Kampungs in Jakarta, Indonesia, also known as “informal housing,” are historically understood to be contaminated and unhygienic, which has often been used as an excuse for their destruction. New research shows that women in these communities resist the state’s justification for removing people from kampungs, especially when it has profound alterations to their social and economic way of life.
Cities have long recognized the ecological benefits of natural features such as forests and rain gardens. However, a new study from Vancouver, Canada emphasizes how accessible greenspace can improve community belonging – benefiting not only the city, but its residents as well.
The world’s growing population will place ever-greater demands on agricultural lands. A recent study suggests that a diversified approach to farming can promote conservation without sacrificing production.
Island peoples are at the frontlines of climate change. They are also often isolated and dependent on imports, especially for food. New research in Hawai’i investigates how indigenous agricultural systems may support food security, indigenous sovereignty, and climate change adaptation.
Sofia Caycedo, Emeritus Editor-in-Chief of the Yale Environment Review, recently sat down for a chat with Yale Professor and 2018 Nobel Prize winner Dr. William Nordhaus to discuss climate change, economic growth, and his beloved carbon price.
Climate change has started to impact agriculture, and therefore our ability to maintain food production for the future. Food security is a complex issue that should be tackled from various fronts. As a recent article points out, developing and widening the production of crops that can resist environmental stressors can be an essential part of the solution.
Darwin’s finches are the poster child for evolution. As the focal subject of numerous studies since the 19th century, we thought we knew everything about these birds—until now. A new study shows that the birds may be major players in a newly discovered form of seed dispersal via nests.
Hard infrastructure, like sea walls and levees, prevent damage from smaller hazards but increase vulnerability to larger ones. The next generation of disaster prevention should focus on soft strategies like community preparedness.
Past generations predicted that the 21st century would be filled with exciting technologies. Self-driving cars, door locks managed by smartphones, and automated household appliances fulfill their futuristic vision. With these changes, however, come new standards of convenience and cleanliness. Considered through the lens of energy consumption, automated vacuums reveal how standards of cleanliness in the era of Smart Homes don’t always correspond to environmental sustainability.
Indigenous peoples are great contributors to sustainable resource management. A new study highlights how natural resource managers can improve their conservation mechanisms, by taking into account the needs and perspectives of indigenous people.
To protect endangered frogs from disease, scientists sometimes capture and breed them in zoos to keep the species alive while it goes extinct in the wild. But new research has shown that captive-bred frogs have significantly fewer and less diverse skin bacteria than their wild counterparts, casting doubt on the possibility of using captive-bred frogs in re-introduction conservation programs.

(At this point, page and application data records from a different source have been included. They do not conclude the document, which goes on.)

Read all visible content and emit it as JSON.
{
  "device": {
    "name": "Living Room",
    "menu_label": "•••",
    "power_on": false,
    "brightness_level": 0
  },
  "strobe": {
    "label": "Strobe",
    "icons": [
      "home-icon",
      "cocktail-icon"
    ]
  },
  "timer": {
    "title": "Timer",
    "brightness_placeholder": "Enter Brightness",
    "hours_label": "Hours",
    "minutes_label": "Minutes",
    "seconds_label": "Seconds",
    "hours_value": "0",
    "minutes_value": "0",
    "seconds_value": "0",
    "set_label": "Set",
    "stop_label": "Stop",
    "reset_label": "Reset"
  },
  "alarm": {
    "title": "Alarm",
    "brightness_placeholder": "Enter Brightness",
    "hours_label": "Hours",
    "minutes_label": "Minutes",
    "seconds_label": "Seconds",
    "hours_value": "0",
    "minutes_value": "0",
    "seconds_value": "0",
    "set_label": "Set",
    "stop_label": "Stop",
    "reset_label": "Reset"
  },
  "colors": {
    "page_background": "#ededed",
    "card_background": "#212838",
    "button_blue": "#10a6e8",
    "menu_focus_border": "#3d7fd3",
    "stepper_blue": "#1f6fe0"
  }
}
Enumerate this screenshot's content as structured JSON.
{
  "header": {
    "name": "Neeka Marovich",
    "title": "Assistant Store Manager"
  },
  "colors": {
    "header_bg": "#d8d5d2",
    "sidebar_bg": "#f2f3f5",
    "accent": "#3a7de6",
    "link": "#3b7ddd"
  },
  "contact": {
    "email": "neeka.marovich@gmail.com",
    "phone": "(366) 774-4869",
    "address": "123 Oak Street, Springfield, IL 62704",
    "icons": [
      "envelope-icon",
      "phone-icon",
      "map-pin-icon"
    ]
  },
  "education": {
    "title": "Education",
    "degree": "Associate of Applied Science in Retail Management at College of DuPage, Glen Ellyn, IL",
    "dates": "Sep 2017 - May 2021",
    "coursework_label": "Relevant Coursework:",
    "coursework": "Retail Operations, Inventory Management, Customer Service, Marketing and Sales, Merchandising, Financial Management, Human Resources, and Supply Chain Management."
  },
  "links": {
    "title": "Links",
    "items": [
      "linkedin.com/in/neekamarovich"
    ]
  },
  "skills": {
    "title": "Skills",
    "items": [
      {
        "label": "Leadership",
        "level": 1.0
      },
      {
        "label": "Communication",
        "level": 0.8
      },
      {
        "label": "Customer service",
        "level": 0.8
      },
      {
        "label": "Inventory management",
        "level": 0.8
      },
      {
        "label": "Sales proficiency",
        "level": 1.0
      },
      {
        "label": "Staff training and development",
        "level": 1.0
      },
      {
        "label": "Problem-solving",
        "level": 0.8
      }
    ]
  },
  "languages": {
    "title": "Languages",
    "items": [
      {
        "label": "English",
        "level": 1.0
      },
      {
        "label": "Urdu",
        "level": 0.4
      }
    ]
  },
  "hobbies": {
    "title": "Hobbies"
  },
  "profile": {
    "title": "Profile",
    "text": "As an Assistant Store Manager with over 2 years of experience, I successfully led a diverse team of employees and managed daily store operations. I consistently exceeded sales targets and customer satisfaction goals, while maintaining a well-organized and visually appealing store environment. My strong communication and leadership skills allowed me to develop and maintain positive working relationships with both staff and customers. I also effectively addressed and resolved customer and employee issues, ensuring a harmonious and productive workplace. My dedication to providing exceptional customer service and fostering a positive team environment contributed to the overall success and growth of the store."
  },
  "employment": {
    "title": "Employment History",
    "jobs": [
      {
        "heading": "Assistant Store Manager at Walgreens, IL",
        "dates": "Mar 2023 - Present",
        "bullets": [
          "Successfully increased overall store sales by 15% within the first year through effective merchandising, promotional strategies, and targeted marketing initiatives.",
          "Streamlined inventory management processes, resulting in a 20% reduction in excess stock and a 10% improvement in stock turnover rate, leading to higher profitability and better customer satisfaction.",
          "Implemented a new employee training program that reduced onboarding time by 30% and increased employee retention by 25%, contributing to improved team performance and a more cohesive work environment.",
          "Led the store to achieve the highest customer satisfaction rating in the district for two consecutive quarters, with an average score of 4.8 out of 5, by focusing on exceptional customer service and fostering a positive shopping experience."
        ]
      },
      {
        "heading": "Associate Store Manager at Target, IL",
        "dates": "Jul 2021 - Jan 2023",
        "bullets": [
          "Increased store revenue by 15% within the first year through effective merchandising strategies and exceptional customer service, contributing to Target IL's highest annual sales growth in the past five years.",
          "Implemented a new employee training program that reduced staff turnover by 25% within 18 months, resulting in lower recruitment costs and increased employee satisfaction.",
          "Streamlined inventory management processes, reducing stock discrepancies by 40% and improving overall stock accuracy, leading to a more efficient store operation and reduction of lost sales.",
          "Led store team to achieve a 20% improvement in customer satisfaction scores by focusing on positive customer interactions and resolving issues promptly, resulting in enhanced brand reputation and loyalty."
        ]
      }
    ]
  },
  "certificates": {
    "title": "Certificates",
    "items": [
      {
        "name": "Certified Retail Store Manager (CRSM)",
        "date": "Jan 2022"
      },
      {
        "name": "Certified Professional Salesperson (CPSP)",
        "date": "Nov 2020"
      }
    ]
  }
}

The thought of a warm spring rain might sound nice—but not when it’s in Alaska. Scientists have discovered that a wetter climate caused by a warming planet is increasing methane emissions from thawing permafrost in northern locations. Those extra emissions could escalate the pace of climate change, making runaway global warming even harder to stop.
Protected areas function as important survival refuges for many species facing the threats of climate change. However, new research shows that isolated protected areas are not enough to combat these threats. Hence, we need to connect and expand isolated protected areas to ensure the survival of important species.
The island of Borneo is changing rapidly. Infrastructure development and palm oil production are hastening deforestation on the island, which is occurring at alarming rates. Widespread deforestation has many consequences for biodiversity, including habitat loss and decreased habitat connectivity. Even more ominously, changes in land use and tree cover are shifting precipitation levels across the island.
The Yale Environment Review and the Yale Center for Environmental Communication recently hosted David Roberts, the Climate Change Reporter from Vox . YER held two separate events, an intimate conversation about Robert’s career and the future trend of environmental communications on April 1st and a larger event on April 2nd about the status of climate change communications and climate change in general.